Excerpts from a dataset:
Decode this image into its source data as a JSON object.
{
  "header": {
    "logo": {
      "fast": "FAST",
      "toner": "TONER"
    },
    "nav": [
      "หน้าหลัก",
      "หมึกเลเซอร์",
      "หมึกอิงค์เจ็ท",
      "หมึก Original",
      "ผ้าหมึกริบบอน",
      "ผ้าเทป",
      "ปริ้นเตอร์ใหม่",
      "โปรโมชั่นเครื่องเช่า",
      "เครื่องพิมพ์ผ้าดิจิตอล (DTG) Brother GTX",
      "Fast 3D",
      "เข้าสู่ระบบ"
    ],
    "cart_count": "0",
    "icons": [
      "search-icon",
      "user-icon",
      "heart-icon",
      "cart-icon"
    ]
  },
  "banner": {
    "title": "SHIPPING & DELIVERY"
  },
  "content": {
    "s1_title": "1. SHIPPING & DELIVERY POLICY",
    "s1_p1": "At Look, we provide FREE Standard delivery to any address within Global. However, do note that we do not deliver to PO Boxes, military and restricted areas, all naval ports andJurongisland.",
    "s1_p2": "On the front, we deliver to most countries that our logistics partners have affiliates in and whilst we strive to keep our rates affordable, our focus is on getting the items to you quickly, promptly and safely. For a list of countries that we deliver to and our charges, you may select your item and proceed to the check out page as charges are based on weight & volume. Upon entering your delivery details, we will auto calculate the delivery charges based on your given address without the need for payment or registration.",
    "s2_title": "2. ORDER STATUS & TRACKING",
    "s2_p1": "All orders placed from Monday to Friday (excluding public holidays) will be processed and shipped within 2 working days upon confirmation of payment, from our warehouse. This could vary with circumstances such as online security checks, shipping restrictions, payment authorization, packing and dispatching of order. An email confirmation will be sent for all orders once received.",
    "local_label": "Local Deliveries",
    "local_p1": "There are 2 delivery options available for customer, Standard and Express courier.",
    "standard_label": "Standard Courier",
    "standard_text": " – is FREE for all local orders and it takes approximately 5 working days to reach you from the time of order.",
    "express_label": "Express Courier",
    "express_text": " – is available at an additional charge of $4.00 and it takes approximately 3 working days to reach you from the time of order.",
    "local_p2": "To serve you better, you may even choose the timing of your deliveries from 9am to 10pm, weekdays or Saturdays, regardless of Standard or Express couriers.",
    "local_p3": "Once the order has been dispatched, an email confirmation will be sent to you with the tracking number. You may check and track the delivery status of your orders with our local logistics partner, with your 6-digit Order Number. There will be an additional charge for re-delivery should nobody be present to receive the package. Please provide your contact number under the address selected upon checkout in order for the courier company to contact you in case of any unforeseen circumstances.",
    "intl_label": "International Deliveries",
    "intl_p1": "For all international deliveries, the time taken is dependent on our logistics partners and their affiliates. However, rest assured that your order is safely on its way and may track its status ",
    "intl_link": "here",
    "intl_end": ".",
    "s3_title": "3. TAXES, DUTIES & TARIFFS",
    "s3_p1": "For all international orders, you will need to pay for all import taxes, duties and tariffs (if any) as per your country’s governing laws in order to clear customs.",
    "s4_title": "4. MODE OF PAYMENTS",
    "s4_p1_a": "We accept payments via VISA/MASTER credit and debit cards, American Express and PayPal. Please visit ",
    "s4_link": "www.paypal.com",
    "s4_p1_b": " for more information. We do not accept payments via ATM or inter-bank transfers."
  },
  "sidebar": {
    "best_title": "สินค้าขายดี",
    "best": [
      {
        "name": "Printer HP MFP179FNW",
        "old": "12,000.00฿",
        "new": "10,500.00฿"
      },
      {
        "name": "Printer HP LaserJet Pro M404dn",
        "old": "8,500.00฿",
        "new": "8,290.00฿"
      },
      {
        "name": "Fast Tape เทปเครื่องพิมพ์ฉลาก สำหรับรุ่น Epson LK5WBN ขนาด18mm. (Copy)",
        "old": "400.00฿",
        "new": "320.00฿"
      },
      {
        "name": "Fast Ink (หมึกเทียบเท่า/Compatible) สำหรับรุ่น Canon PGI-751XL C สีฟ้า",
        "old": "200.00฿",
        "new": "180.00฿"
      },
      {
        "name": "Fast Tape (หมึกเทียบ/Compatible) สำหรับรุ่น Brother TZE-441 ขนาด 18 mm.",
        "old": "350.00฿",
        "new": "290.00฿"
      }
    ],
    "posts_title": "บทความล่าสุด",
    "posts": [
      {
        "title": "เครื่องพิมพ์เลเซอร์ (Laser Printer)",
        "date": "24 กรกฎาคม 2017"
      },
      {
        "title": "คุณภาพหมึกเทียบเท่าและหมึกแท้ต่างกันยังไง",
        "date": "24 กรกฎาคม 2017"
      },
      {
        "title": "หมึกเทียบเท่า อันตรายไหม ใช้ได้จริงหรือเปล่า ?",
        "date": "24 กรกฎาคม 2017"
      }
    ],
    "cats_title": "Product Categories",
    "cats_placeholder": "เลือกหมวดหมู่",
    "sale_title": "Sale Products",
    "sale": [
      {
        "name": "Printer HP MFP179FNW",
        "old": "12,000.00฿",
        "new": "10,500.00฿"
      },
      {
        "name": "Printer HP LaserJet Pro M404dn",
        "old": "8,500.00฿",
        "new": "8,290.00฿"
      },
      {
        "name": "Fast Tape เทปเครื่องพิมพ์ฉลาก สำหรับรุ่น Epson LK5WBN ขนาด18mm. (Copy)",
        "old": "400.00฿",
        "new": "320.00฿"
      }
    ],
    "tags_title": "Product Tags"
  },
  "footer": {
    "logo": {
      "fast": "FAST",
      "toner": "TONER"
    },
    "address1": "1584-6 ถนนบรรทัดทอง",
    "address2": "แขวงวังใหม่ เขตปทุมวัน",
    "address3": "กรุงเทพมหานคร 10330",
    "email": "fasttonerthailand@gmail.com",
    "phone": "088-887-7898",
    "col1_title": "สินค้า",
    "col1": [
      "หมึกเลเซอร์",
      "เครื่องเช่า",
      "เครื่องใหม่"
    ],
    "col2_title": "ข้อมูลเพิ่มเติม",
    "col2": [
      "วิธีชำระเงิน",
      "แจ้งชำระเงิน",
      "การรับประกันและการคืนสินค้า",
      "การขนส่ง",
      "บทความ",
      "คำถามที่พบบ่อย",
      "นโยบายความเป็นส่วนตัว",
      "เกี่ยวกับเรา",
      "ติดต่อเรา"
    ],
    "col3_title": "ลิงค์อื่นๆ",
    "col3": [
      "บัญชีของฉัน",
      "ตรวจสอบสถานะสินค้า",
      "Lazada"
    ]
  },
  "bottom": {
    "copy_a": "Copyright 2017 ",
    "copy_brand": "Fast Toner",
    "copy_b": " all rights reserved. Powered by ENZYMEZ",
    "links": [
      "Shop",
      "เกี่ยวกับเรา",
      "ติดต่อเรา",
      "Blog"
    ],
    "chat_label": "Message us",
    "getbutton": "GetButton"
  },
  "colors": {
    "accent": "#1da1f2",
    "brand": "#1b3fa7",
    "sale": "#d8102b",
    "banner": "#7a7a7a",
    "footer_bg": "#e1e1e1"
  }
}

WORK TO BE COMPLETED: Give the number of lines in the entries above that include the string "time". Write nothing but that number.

YOUR RESPONSE: 3